Morocco is certainly a place of wonders, a country where ancient cities and traditions remain as authentic as the medinas within.
At its most basic level, a medina is a walled city. Being the largest of the world, the medina in Fez is probably the best location to get a feel for how these conglomerates functioned. There are over 9,000 streets and alleyways, where not even Google Maps can help you to wander around without getting lost. In Fez, one of the main entrances to the Old City is Bab Bou Jeloud, also popularly known as the Blue Gate. It’s an ornate triple-arched gate in the typical architectural Moorish form covered in beautiful tiles on both sides.
As in my previous post, I also wanted to take this photo during my prior photo tour to Morocco in 2017, but I just didn’t have time last time and the location of my riad was not very close to it. But this time was different: the place where our group stayed was just a couple of blocks away and I was determined to get it right. This is a crowded place and, with that, I knew this photo would need to be taken at night and that it would take some time to pull it.
Oftentimes when I lead tours, I go out once all the “official activities” are done to explore and do some shooting. I always invite the tour participants to join me on these late night or early morning explorations. This time was no different, and my now good friend George came along. It was a fun night. When we got there we found this cafe right across from the gate. We set the tripods along the sidewalk and then we asked one of the servers if we could put a table there close to the cameras if we ordered some tea. He gladly accepted and brought us a table and Moroccan tea.
We spent almost two hours there having tea, watching the people going by and making photos. The most difficult aspect was to manage to get an empty scene, with no people or cars going by. For the most part, I was timing my photo and trying to get the right conditions. It took some time but I truly enjoyed the process of being there. I composed the image at an angle to have some dynamics, and also I took care to make sure that the minaret of the mosque of the medina could be seen behind the main arch.
This photo was shot with the Fujifilm GFX 50S and with the Fujinon GF 23mm F4 R LM WR mounted on a tripod.

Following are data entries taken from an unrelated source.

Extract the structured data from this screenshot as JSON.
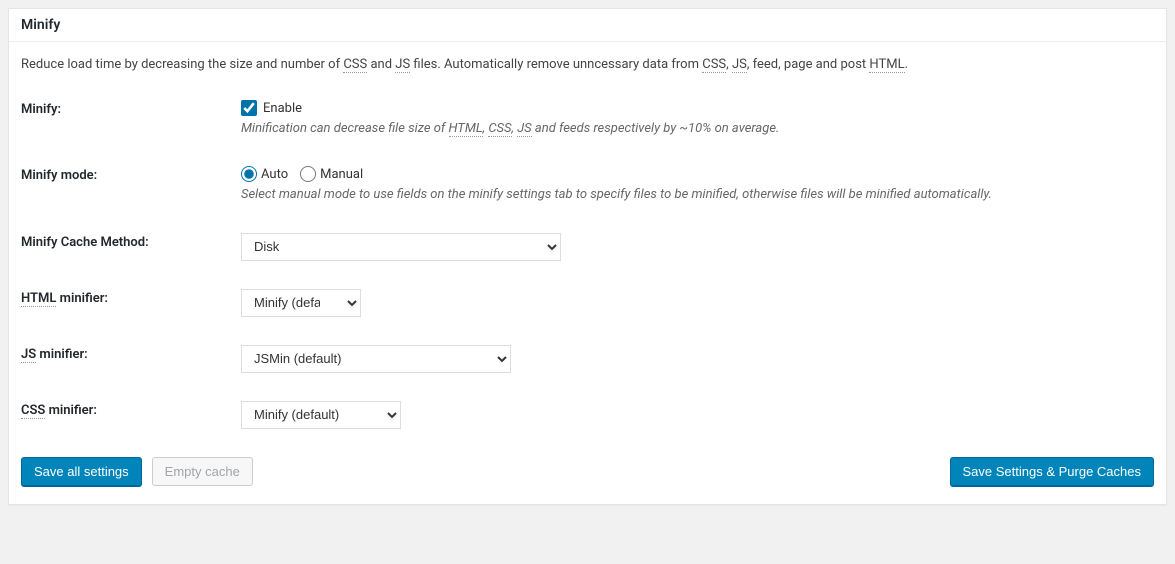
{
  "panel": {
    "title": "Minify",
    "intro_pre": "Reduce load time by decreasing the size and number of ",
    "intro_css": "CSS",
    "intro_and": " and ",
    "intro_js": "JS",
    "intro_mid": " files. Automatically remove unncessary data from ",
    "intro_css2": "CSS",
    "intro_comma": ", ",
    "intro_js2": "JS",
    "intro_tail": ", feed, page and post ",
    "intro_html": "HTML",
    "intro_end": "."
  },
  "minify": {
    "label": "Minify:",
    "enable": "Enable",
    "checked": true,
    "hint_pre": "Minification can decrease file size of ",
    "hint_html": "HTML",
    "hint_c1": ", ",
    "hint_css": "CSS",
    "hint_c2": ", ",
    "hint_js": "JS",
    "hint_tail": " and feeds respectively by ~10% on average."
  },
  "mode": {
    "label": "Minify mode:",
    "auto": "Auto",
    "manual": "Manual",
    "selected": "auto",
    "hint": "Select manual mode to use fields on the minify settings tab to specify files to be minified, otherwise files will be minified automatically."
  },
  "cache_method": {
    "label": "Minify Cache Method:",
    "value": "Disk"
  },
  "html_minifier": {
    "label_abbr": "HTML",
    "label_rest": " minifier:",
    "value": "Minify (default)"
  },
  "js_minifier": {
    "label_abbr": "JS",
    "label_rest": " minifier:",
    "value": "JSMin (default)"
  },
  "css_minifier": {
    "label_abbr": "CSS",
    "label_rest": " minifier:",
    "value": "Minify (default)"
  },
  "buttons": {
    "save_all": "Save all settings",
    "empty_cache": "Empty cache",
    "save_purge": "Save Settings & Purge Caches"
  }
}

It was long exposure of about 13 seconds, mainly because I wanted to blur people walking by. Post was entirely done in Lightroom; I cleaned up the trash from the streets because I believe it just distracts from the photo, and adjusted contrast, highlights, shadows, then added some clarity and saturation.
That’s all for now; hope you like it. Feel free to send me questions and comments, and if you’d like to buy a print of this image, just click here.